There are a lot of options out there for today’s customers. Chances are very good that
whatever product or service your business provides, someone else provides it, as
well. Most likely, several others provide your product or service, and there is a range of
prices and a spectrum of quality within your industry. Thus, it begs the eternal
question: “Why should I do business with you?”
It is Sales and Marketing’s role to provide compelling answers to that question. Once
satisfactorily answered, a customer is born. However, almost immediately thereafter,
the question becomes: “Why should I continue to do business with you?”
And Customer Service should answer that question. First, let’s all agree that “Customer
Service” is not a department; it is an attitude, a corporate value, an attention to detail
concerning the people who may pay money to your business. It’s a fundamental. And
it is everyone’s job.
Customer Service nowadays is much more than answering the 800# lines and taking the
orders. There is a whole mindset of caring that the best businesses consistently
display. Customers want to be recognized. They want to be heard. The best businesses
track their repeat customers, and keep data on their likes and dislikes, and then use that
information the next time they serve them. The best businesses also have a variety of
forums for their customers to provide opinions and suggestions, such as telephone,
email, web site, trade shows, conferences, etc. The best businesses care what their
Try to see the world through your customer’s eyes, and then figure out where your
business can best fit in. Is he or she feeling any pain? Well, is there anything that your
business can do to help remedy that pain? It may not even directly associate with your
product/service, but perhaps with the delivery of it, or the payment for it, or the timing of it.
Each of us buys and sells solutions, and sometimes the solution you sell has less to
do with your product/service, and more to do with how you made the agreement.
Providing great service does not have to mean incurring a great expense. The primary
aspect of outstanding service anywhere is simply communication. Knowing what your

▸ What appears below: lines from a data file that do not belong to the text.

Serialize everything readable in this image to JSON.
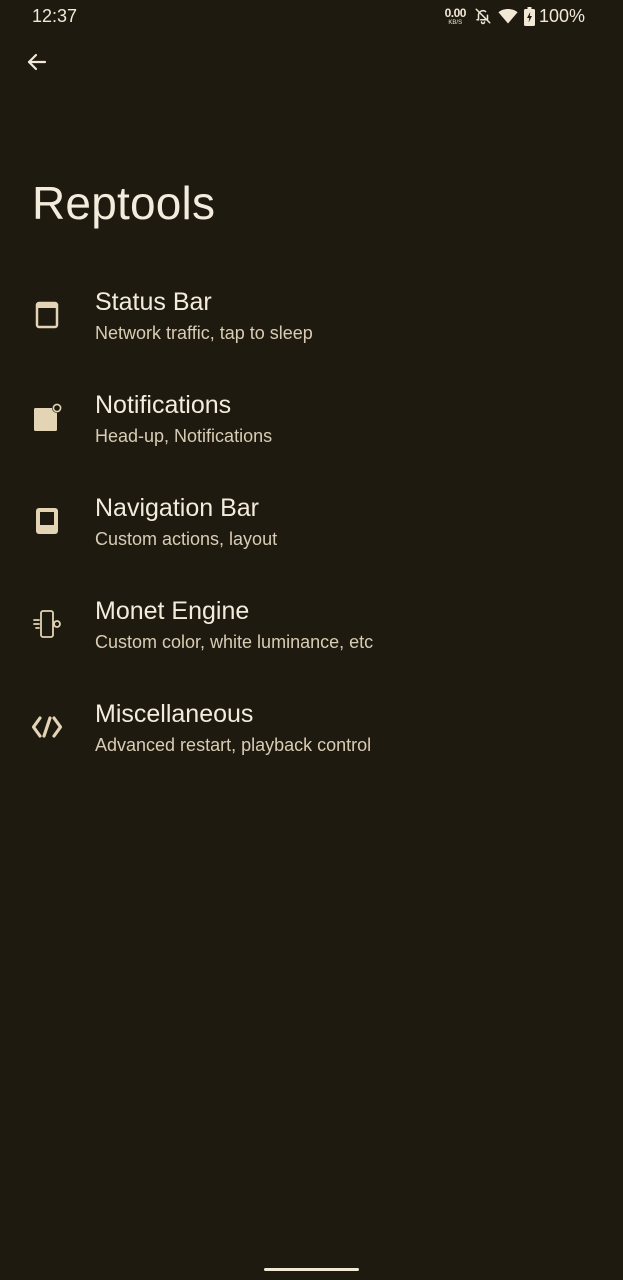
{
  "status_bar": {
    "time": "12:37",
    "net_speed_value": "0.00",
    "net_speed_unit": "KB/S",
    "battery_percent": "100%",
    "icons": [
      "net-speed",
      "bell-off-icon",
      "wifi-icon",
      "battery-icon"
    ]
  },
  "page": {
    "title": "Reptools"
  },
  "items": [
    {
      "title": "Status Bar",
      "subtitle": "Network traffic, tap to sleep",
      "icon": "status-bar-icon"
    },
    {
      "title": "Notifications",
      "subtitle": "Head-up, Notifications",
      "icon": "notifications-icon"
    },
    {
      "title": "Navigation Bar",
      "subtitle": "Custom actions, layout",
      "icon": "navigation-bar-icon"
    },
    {
      "title": "Monet Engine",
      "subtitle": "Custom color, white luminance, etc",
      "icon": "monet-engine-icon"
    },
    {
      "title": "Miscellaneous",
      "subtitle": "Advanced restart, playback control",
      "icon": "code-icon"
    }
  ],
  "colors": {
    "background": "#1e1a10",
    "text_primary": "#f3ecdd",
    "text_secondary": "#d8ccb4",
    "icon_accent": "#e2d4b4"
  }
}
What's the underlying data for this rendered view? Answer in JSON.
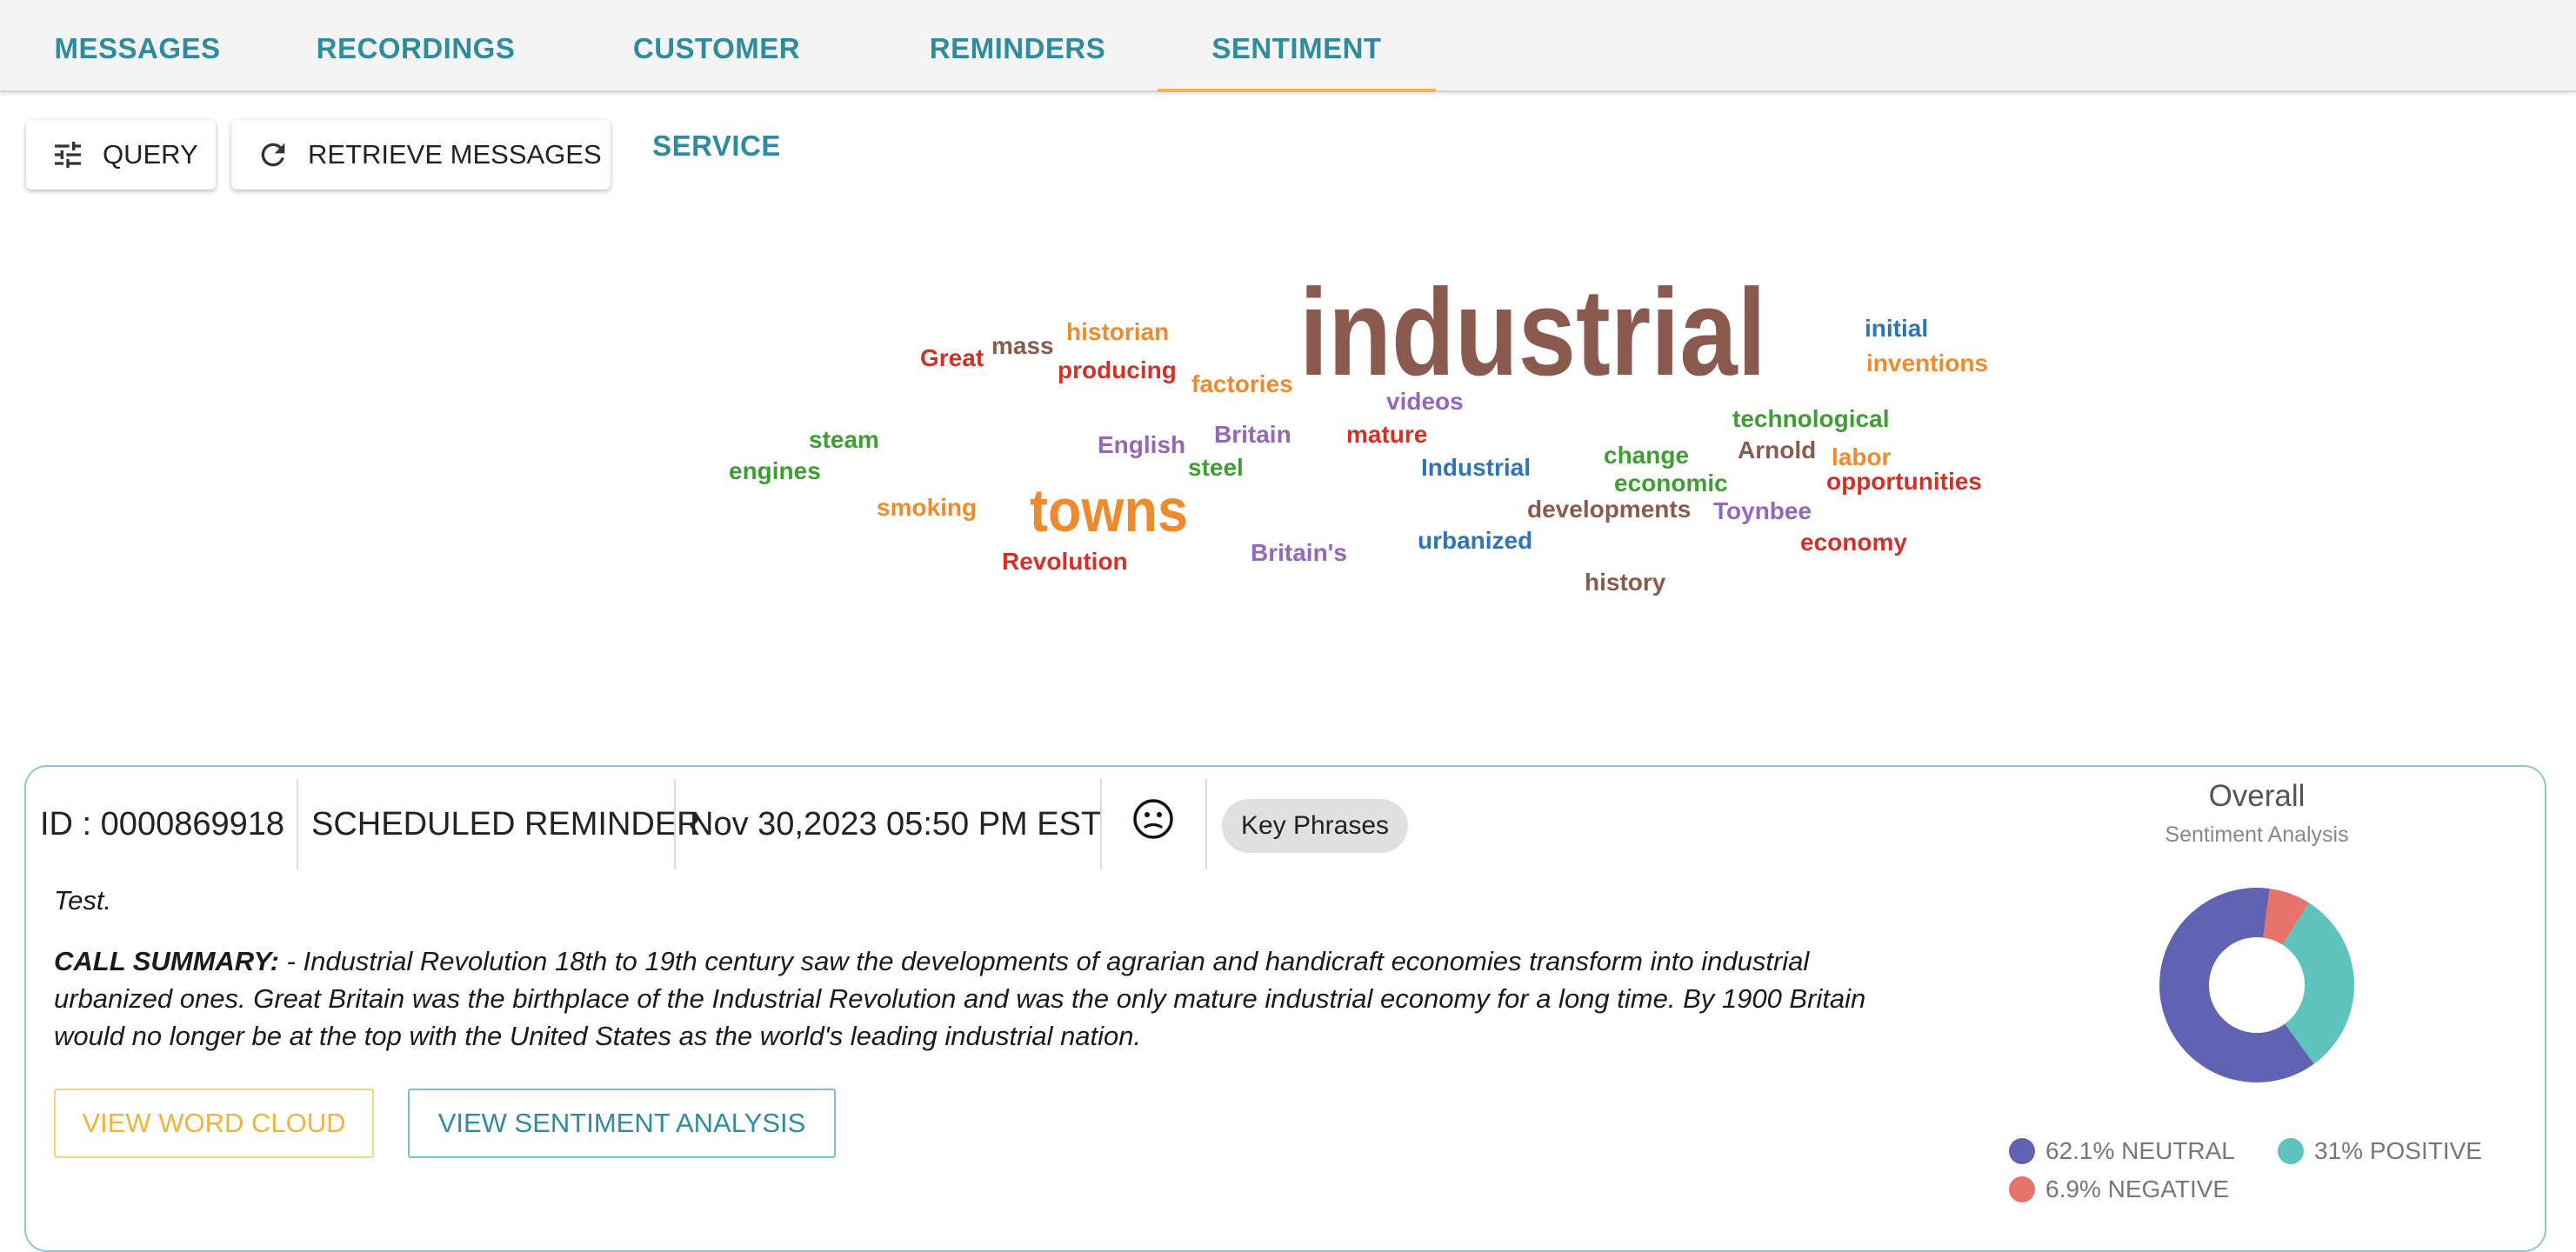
{
  "tabs": [
    {
      "label": "MESSAGES"
    },
    {
      "label": "RECORDINGS"
    },
    {
      "label": "CUSTOMER SERVICE"
    },
    {
      "label": "REMINDERS"
    },
    {
      "label": "SENTIMENT",
      "active": true
    }
  ],
  "toolbar": {
    "query_label": "QUERY",
    "retrieve_label": "RETRIEVE MESSAGES",
    "query_icon": "tune-sliders-icon",
    "retrieve_icon": "refresh-icon"
  },
  "word_cloud": [
    {
      "text": "industrial",
      "color": "#8b5a4f"
    },
    {
      "text": "towns",
      "color": "#f08a2e"
    },
    {
      "text": "historian",
      "color": "#f08a2e"
    },
    {
      "text": "Great",
      "color": "#d2312a"
    },
    {
      "text": "mass",
      "color": "#8b5a4f"
    },
    {
      "text": "producing",
      "color": "#d2312a"
    },
    {
      "text": "factories",
      "color": "#f08a2e"
    },
    {
      "text": "videos",
      "color": "#9467bd"
    },
    {
      "text": "initial",
      "color": "#2f74b5"
    },
    {
      "text": "inventions",
      "color": "#f08a2e"
    },
    {
      "text": "steam",
      "color": "#3f9d34"
    },
    {
      "text": "engines",
      "color": "#3f9d34"
    },
    {
      "text": "English",
      "color": "#9467bd"
    },
    {
      "text": "Britain",
      "color": "#9467bd"
    },
    {
      "text": "mature",
      "color": "#d2312a"
    },
    {
      "text": "technological",
      "color": "#3f9d34"
    },
    {
      "text": "change",
      "color": "#3f9d34"
    },
    {
      "text": "Arnold",
      "color": "#8b5a4f"
    },
    {
      "text": "labor",
      "color": "#f08a2e"
    },
    {
      "text": "steel",
      "color": "#3f9d34"
    },
    {
      "text": "Industrial",
      "color": "#2f74b5"
    },
    {
      "text": "economic",
      "color": "#3f9d34"
    },
    {
      "text": "opportunities",
      "color": "#d2312a"
    },
    {
      "text": "smoking",
      "color": "#f08a2e"
    },
    {
      "text": "developments",
      "color": "#8b5a4f"
    },
    {
      "text": "Toynbee",
      "color": "#9467bd"
    },
    {
      "text": "urbanized",
      "color": "#2f74b5"
    },
    {
      "text": "economy",
      "color": "#d2312a"
    },
    {
      "text": "Britain's",
      "color": "#9467bd"
    },
    {
      "text": "Revolution",
      "color": "#d2312a"
    },
    {
      "text": "history",
      "color": "#8b5a4f"
    }
  ],
  "message": {
    "id_text": "ID : 0000869918",
    "type": "SCHEDULED REMINDER",
    "datetime": "Nov 30,2023 05:50 PM EST",
    "sentiment_icon": "neutral-face-icon",
    "key_phrases_label": "Key Phrases",
    "text": "Test.",
    "summary_label": "CALL SUMMARY:",
    "summary": " - Industrial Revolution 18th to 19th century saw the developments of agrarian and handicraft economies transform into industrial urbanized ones. Great Britain was the birthplace of the Industrial Revolution and was the only mature industrial economy for a long time. By 1900 Britain would no longer be at the top with the United States as the world's leading industrial nation.",
    "view_word_cloud_label": "VIEW WORD CLOUD",
    "view_sentiment_label": "VIEW SENTIMENT ANALYSIS"
  },
  "overall": {
    "title": "Overall",
    "subtitle": "Sentiment Analysis",
    "legend": [
      {
        "label": "62.1% NEUTRAL",
        "color": "#6063b4"
      },
      {
        "label": "31% POSITIVE",
        "color": "#5fc3bd"
      },
      {
        "label": "6.9% NEGATIVE",
        "color": "#e5736c"
      }
    ]
  },
  "chart_data": {
    "type": "pie",
    "title": "Overall",
    "subtitle": "Sentiment Analysis",
    "categories": [
      "NEUTRAL",
      "POSITIVE",
      "NEGATIVE"
    ],
    "values": [
      62.1,
      31,
      6.9
    ],
    "colors": [
      "#6063b4",
      "#5fc3bd",
      "#e5736c"
    ],
    "legend": "bottom"
  },
  "colors": {
    "tab_text": "#2f8b9e",
    "tab_active_indicator": "#f0b25a",
    "card_border": "#8fc6d3",
    "word_cloud_button": "#f2b33d",
    "sentiment_button": "#2f8b9e"
  }
}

customer wants. How? You ask him or her, and you listen to what you’re told. If you
don’t understand, then ask questions until you do understand. Then, formulate an
action plan on addressing the customer’s needs, and share that plan with the customer,
so he/she knows the needs are going to be met. Another solution. Another sale.
— Charles Dennis
© Knowledgence Associates, 2002 / All Rights Reserved